Next month, the University of Illinois at Chicago will begin testing a vaccine for the novel coronavirus.
“We want to see if the vaccine will prevent people from getting COVID-19 or if it will prevent people from experiencing severe illness if they do get the disease,” said Dr. Richard Novak, lead investigator of the clinical trial at UIC, in a statement.
The vaccine, developed by the biotech company Moderna and the National Institutes of Health, doesn’t contain the virus.
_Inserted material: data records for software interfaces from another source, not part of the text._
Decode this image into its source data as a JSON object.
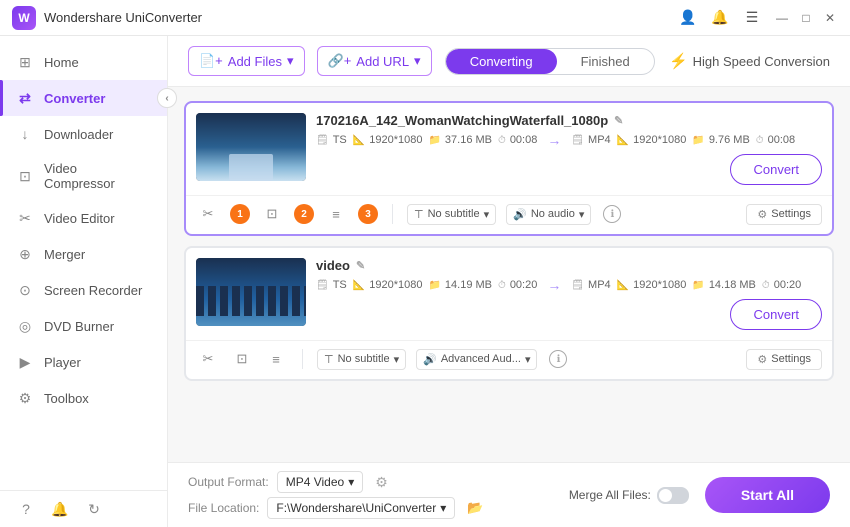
{
  "app": {
    "title": "Wondershare UniConverter",
    "logo_text": "W"
  },
  "titlebar": {
    "icons": {
      "user": "👤",
      "bell": "🔔",
      "menu": "☰",
      "minimize": "—",
      "maximize": "□",
      "close": "✕"
    }
  },
  "sidebar": {
    "items": [
      {
        "id": "home",
        "label": "Home",
        "icon": "⊞"
      },
      {
        "id": "converter",
        "label": "Converter",
        "icon": "⇄",
        "active": true
      },
      {
        "id": "downloader",
        "label": "Downloader",
        "icon": "↓"
      },
      {
        "id": "video-compressor",
        "label": "Video Compressor",
        "icon": "⊡"
      },
      {
        "id": "video-editor",
        "label": "Video Editor",
        "icon": "✂"
      },
      {
        "id": "merger",
        "label": "Merger",
        "icon": "⊕"
      },
      {
        "id": "screen-recorder",
        "label": "Screen Recorder",
        "icon": "⊙"
      },
      {
        "id": "dvd-burner",
        "label": "DVD Burner",
        "icon": "◎"
      },
      {
        "id": "player",
        "label": "Player",
        "icon": "▶"
      },
      {
        "id": "toolbox",
        "label": "Toolbox",
        "icon": "⚙"
      }
    ],
    "bottom_icons": [
      "?",
      "🔔",
      "↻"
    ]
  },
  "toolbar": {
    "add_file_label": "Add Files",
    "add_url_label": "Add URL",
    "tab_converting": "Converting",
    "tab_finished": "Finished",
    "speed_label": "High Speed Conversion"
  },
  "files": [
    {
      "id": "file1",
      "title": "170216A_142_WomanWatchingWaterfall_1080p",
      "selected": true,
      "badges": [
        "1",
        "2",
        "3"
      ],
      "source": {
        "format": "TS",
        "size": "37.16 MB",
        "duration": "00:08",
        "resolution": "1920*1080"
      },
      "output": {
        "format": "MP4",
        "size": "9.76 MB",
        "duration": "00:08",
        "resolution": "1920*1080"
      },
      "subtitle": "No subtitle",
      "audio": "No audio",
      "convert_btn": "Convert",
      "settings_btn": "Settings"
    },
    {
      "id": "file2",
      "title": "video",
      "selected": false,
      "badges": [],
      "source": {
        "format": "TS",
        "size": "14.19 MB",
        "duration": "00:20",
        "resolution": "1920*1080"
      },
      "output": {
        "format": "MP4",
        "size": "14.18 MB",
        "duration": "00:20",
        "resolution": "1920*1080"
      },
      "subtitle": "No subtitle",
      "audio": "Advanced Aud...",
      "convert_btn": "Convert",
      "settings_btn": "Settings"
    }
  ],
  "bottom": {
    "output_format_label": "Output Format:",
    "output_format_value": "MP4 Video",
    "file_location_label": "File Location:",
    "file_location_value": "F:\\Wondershare\\UniConverter",
    "merge_label": "Merge All Files:",
    "start_btn": "Start All"
  }
}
The RNA-based vaccine is designed to help the body produce antibodies that protect against COVID-19.
“RNA vaccines represent a new class of vaccines that researchers hope will be more effective than other types,” said Novak, who has led numerous clinical trials for infectious diseases. “The application of this type of innovation to COVID-19 is exciting, although the need for a vaccine of any type against COVID-19 is a pressing and urgent public health necessity.”
The trial is set to launch July 9 at UIC, which is expected to be the only site in Chicago for the phase three clinical trial of the Moderna vaccine, according to a UIC press release.
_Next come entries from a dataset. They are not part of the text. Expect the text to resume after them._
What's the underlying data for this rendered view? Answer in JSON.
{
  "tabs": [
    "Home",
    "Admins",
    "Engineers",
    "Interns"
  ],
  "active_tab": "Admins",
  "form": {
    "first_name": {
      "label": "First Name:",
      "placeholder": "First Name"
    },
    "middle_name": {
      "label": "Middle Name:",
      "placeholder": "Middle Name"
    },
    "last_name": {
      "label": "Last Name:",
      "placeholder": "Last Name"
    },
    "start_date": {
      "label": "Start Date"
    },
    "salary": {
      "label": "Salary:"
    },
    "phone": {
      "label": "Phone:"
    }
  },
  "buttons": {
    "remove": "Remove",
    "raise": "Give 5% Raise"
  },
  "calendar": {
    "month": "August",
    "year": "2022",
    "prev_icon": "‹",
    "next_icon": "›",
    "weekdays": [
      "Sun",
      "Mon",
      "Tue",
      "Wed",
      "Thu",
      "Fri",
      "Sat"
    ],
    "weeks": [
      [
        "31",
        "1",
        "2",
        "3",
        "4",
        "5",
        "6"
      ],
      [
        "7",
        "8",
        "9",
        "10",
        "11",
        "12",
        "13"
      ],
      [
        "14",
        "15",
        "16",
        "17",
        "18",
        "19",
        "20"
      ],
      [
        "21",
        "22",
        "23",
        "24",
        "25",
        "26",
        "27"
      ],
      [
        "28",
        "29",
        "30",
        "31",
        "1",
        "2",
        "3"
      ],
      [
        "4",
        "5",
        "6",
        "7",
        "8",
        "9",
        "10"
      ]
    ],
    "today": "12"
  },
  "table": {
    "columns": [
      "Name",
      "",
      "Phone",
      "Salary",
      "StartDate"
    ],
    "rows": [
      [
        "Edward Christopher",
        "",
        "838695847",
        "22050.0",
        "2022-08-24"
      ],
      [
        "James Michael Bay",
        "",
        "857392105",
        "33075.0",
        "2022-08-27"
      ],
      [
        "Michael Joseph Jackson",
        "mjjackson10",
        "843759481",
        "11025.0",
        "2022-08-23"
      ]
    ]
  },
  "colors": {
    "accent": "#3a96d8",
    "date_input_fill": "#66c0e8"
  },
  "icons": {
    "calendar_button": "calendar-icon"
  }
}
Researchers hope to enroll up to 30,000 individuals in the trial, including about 1,000 through UIC. According to Novak, investigators will screen volunteers for the trial to ensure that 40% or more are at least 65 years old.
“We want to test this vaccine in people who are most at risk of experiencing complications and death due to the virus,” Novak said.
Participants will be randomly assigned either to receive the vaccine or a placebo. Neither the researchers nor the participants will know who gets the vaccine. Researchers will collect basic demographic and health information, as well as blood samples from participants, who will be monitored for two years.
Researchers will check in with participants weekly to monitor for COVID-19 symptoms, will conduct testing if symptoms develop and take additional blood samples to test for antibodies, according to a UIC press release.